The chip industry, long a bellwether for the rest of the technology economy because chips are used in almost every device, is in a bigger funk than ever.

Sales in February fell 30.4 percent to $14.2 billion from $20.3 billion a year ago, the Semiconductor Industry Association reported this morning.

Sales were also down 7.6 percent from $15.3 billion in January, which itself was down 28 percent from a year earlier.

SIA President George Scalise said the chip industry is going through one of its steepest corrections in history. It is premature to claim that sales have hit a bottom, but Scalise said there are signs that the rate of decline has lessened from the fourth quarter of 2008. The industry has cut production and reduced inventory since late 2008.

“The global semiconductor industry is going through one of the steepest corrections in its history,” Scalise said. “While it would be premature to conclude that the sales decline has hit bottom, there are some indications that the rate of decline has moderated from the final quarter of 2008.
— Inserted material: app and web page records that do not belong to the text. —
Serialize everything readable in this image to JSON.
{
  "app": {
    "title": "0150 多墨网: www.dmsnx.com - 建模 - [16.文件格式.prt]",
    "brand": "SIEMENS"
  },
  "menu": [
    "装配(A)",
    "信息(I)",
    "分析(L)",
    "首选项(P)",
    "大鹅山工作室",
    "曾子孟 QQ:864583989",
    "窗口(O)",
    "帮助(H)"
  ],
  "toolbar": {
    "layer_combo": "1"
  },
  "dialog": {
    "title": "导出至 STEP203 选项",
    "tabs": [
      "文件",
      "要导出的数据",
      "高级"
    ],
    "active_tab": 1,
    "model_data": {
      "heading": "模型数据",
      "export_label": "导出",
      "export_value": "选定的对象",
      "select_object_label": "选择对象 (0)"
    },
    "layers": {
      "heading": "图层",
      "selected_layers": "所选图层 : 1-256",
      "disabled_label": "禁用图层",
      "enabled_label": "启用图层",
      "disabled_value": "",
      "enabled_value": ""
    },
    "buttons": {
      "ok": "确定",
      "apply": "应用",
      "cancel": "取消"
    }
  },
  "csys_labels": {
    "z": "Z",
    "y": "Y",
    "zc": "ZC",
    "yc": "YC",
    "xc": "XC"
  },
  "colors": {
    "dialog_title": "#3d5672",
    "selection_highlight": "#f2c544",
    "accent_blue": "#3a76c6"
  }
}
"The industry responded quickly to the changing market environment by curtailing production and reducing inventory as demand slowed in late 2008," he added. "The world’s two largest foundry manufacturers have recently reported slight improvements in factory utilization rates, albeit at levels well below those of a year ago."

Among the positive signs: the two largest contract chip manufacturers have said their factory utilization rates have improved, although they’re still at levels below those of a year ago. Demand is likely to continue to be below 2008 levels for at least a few quarters, with a gradual recovery to follow, Scalise said.

Compared to a year ago, sales were down steepest in Europe, which had a 36 percent drop. Japan and Asia Pacific were down 30 percent each, while the Americas were down 24 percent.